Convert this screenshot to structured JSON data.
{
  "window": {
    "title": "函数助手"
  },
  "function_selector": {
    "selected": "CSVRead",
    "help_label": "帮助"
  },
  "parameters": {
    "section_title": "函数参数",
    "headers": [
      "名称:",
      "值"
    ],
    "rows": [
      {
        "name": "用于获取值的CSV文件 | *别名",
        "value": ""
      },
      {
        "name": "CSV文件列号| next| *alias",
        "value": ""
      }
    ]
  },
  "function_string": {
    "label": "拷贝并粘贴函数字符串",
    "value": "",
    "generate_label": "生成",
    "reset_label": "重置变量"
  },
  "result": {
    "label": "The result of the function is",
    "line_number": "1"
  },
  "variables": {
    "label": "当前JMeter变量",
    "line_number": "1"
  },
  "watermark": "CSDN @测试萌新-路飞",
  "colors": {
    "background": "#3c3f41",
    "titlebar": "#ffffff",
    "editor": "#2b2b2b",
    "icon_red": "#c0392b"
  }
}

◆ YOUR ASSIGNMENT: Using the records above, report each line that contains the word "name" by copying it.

◆ SOLUTION BELOW:
        "name": "用于获取值的CSV文件 | *别名",
        "name": "CSV文件列号| next| *alias",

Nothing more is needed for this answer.